It is a demolition derby on paper, as Professor Williams destroys one after another of the popular fallacies about the role of race in the American economy.
I can still vividly recall the response to one of Walter’s earliest writings, back in the 1970s. Walter wrote a brief article that destroyed the central theme of one of the fashionable books of the time, “The Poor Pay More.”
It was true, he agreed, that prices were higher in low-income minority neighborhoods. But he rejected the book’s claim that this was due to “exploitation,” “racism” and the like.
Walter then proceeded to show why there were higher costs of doing business in many low-income neighborhoods, and that these costs were simply passed on to the consumers there.
What I remember especially vividly is that, in reply, someone called Walter “a white racist.” It was also a sad sign of how name-calling had replaced thought when it came to race.
The same issue is explored in Chapter 6 of “Race and Economics.” The clinching argument is that, despite higher markups in prices in low-income neighborhoods, there is a lower-than-average rate of return for businesses there—one of the reasons why businesses tend to avoid such neighborhoods.
My favorite chapter in “Race and Economics” is Chapter 3. That chapter begins, “Some might find it puzzling that during times of gross racial discrimination, black unemployment was lower and blacks were more active in the labor force than they are today.”
Moreover, the duration of unemployment among blacks was shorter than among whites between 1890 and 1900, whereas unemployment has become both higher and longer-lasting among blacks than among whites in more recent times.
None of this is explainable by what most people believe or say in the media or in academia.
But it is perfectly consistent with the economics of the marketplace and the consequences of political interventions in the marketplace.
“Race and Economics” explains how such interventions impact blacks and other minorities, whether in housing markets, the railroad industry or the licensing of taxicabs—and irrespective of the intentions behind the government’s actions.
Minimum wage laws are classic examples.

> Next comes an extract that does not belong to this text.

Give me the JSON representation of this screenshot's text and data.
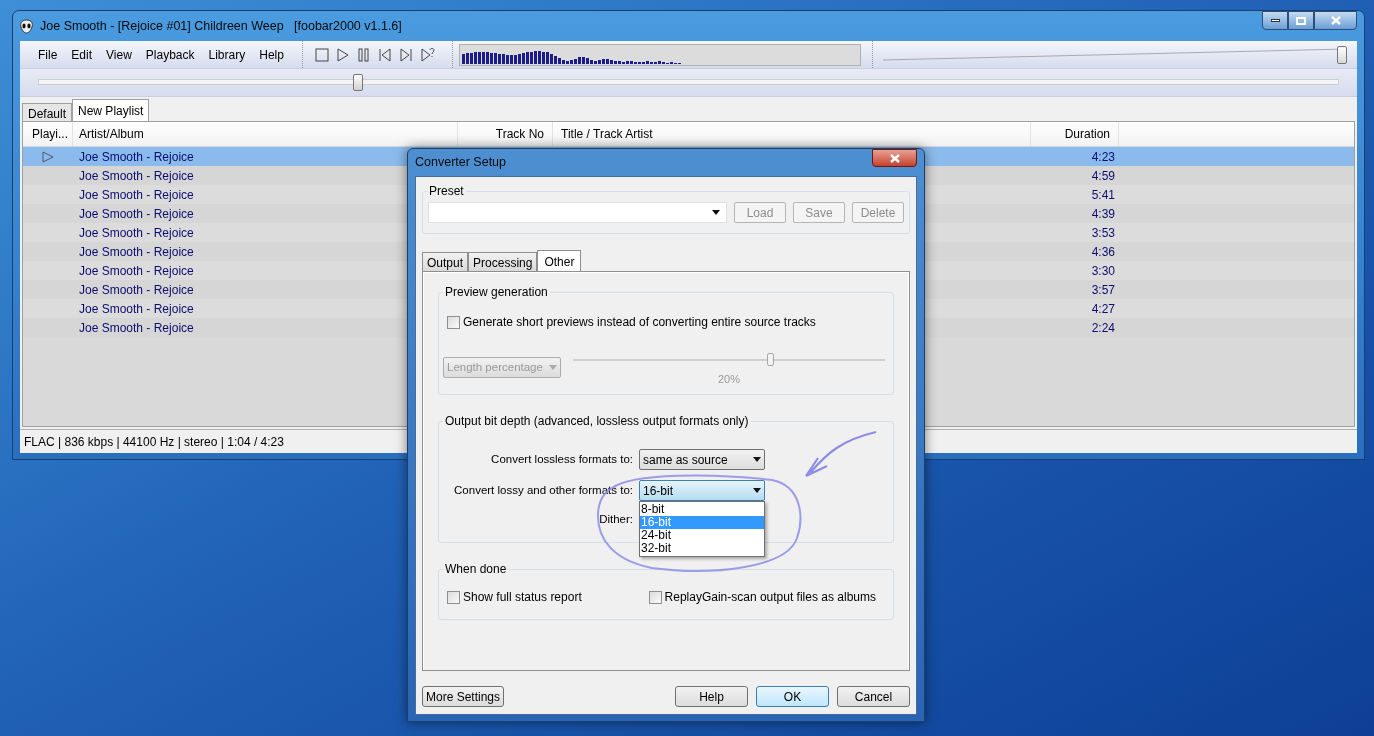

The last year in which the black unemployment rate was lower than the white unemployment rate was 1930. That was also the last year in which there was no federal minimum wage law.
The Davis-Bacon Act of 1931 was in part a result of a series of incidents in which non-union black construction labor enabled various contractors from the South to underbid Northern contractors who used white, unionized construction labor.
The Davis-Bacon Act required that “prevailing wages” be paid on government construction projects—”prevailing wages” almost always meaning in practice union wages. Since blacks were kept out of construction unions then, and for decades thereafter, many black construction workers lost their jobs.
Minimum wages were required more broadly under the National Industrial Recovery Act of 1933 and under the Fair Labor Standards Act of 1938, with negative consequences for black employment across a much wider range of industries.
In recent times, we have gotten so used to young blacks having sky-high unemployment rates that it will be a shock to many readers of Walter Williams’ “Race and Economics” to discover that the unemployment rate of young blacks was once only a fraction of what it has been in recent decades. And, in earlier times, it was not very different from the unemployment rate of young whites.
The factors that cause the most noise in the media are not the ones that have the most impact on minorities. This book will be eye-opening for those who want their eyes opened. But those with the liberal vision of the world are unlikely to read it at all.•
Sowell is a senior fellow at the Hoover Institution. Send comments on this column to email@example.com.